See that older, red-faced guy in the background? His name is George Burke, and he is apparently the overlord of the office and designated chief constituent harasser. As you see on the video, when I questioned why a regular citizen like myself would need press credentials, Mr. Burke started to get agitated. You can almost see the thought bubble above his head: “How DARE this peon come into MY office and ask this question on camera!” Well, George, you work for me and I have every right in the world to be there and question my elected officials.

As the video ends, you can see Burke starting to advance on me. Whereas he could have politely asked me to put my camera down and explain why they were not answering questions, he instead bellowed, “Do you live in the 11th District?!” Well, yes, George, I do! For almost three decades, in fact, and perhaps even longer than you have? I could tell the young staffer was taken aback by Mr. Burke’s aggressive behavior and he hastened to assure him that I was a constituent and had filled out the form provided. Mr. Burke did not care about that, and instead decided to forcefully push his body into my right arm, which was still holding the camera. I was incredulous. I believe I said to him, “You did not just do that.” At this point, Mr. Burke, the aggressor, denied that he had touched me and decided to the play the sissy card — he threatened to call the police on me. My offense? Not marching in lock-step to the wishes of George Burke, apparently.

I was shaken by this, as I was there by myself and the other constituents in the office seemed a bit stunned that Burke was behaving this way and a bit more stunned that I held my ground. I didn’t have the time to be arrested that day, though, as I needed to collect my four young children from school. But I knew I needed to get a name before I left. I asked him at least three times for his name and Mr. Tough Guy would only tell me “George.” Well, George, if you don’t want people to know who you are, may I suggest you not put your business card on the reception desk? I grabbed his card and rather lamely told him that I would be sure to blog about my experience. To which he replied with a smug disdain, “I’m sure you will.” TRANSLATION: Oh, you stupid little woman, this is MY town and you are a nobody.

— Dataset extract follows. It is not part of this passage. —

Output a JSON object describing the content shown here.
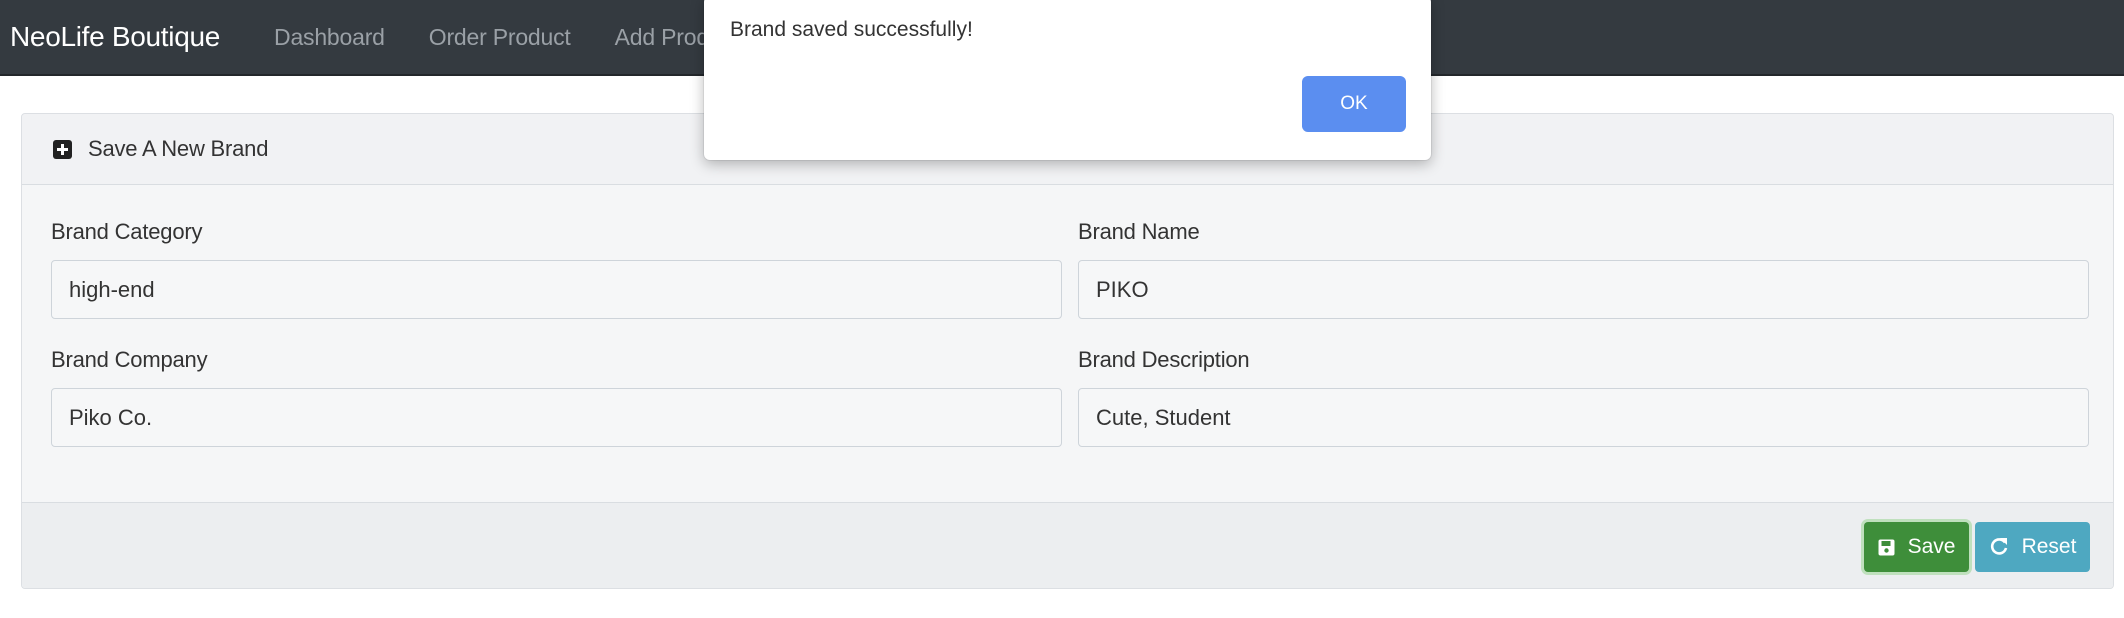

Well, I am mostly, but not completely, a nobody. You see, what George Burke, Director of Communications, apparently doesn’t understand is that there is a thriving beehive of information out there called new media, and I am an active participant. What happened next is a testament to how far the right has come in mastering tools like Twitter, Facebook and other social networking sites. My dear friend, Tabitha Hale, tweeted that I had just been pushed by a Connolly staffer. As often happens, Tabitha’s tweet was widely retweeted, which brought the story to the attention of folks from The Washington Times, The Washington Examiner and Townhall.com. We on the right may be in the electoral minority (for now), but we’re wickedly tenacious, something arch communicator George Burke is slow to comprehend. He, of course, has denied the episode took place — just like every schoolyard bully does.

I have been asked why I didn’t seek out security and file a complaint against George Burke. Well, I honestly didn’t think I would be taken seriously. I didn’t have the names of the witnesses and I had to leave immediately to travel back to Virginia to get my kids. And to me, George Burke’s use of physical aggression, though clearly wrong, was not nearly as bad as his arrogance. He saw me as the enemy from the start and didn’t try to hide his disdain for me, someone whose politics are different from his own. And this is, of course, indicative of today’s Democrat party. They do not see us average Americans as people, they see us the enemy who must be destroyed. It is a dangerous game for them to play because, like I said, we center-right folks are wickedly tenacious.

[Footnote: Another dear friend found some interesting history on George Burke and she blogs about it here.]


Leave a comment

Filed under Politics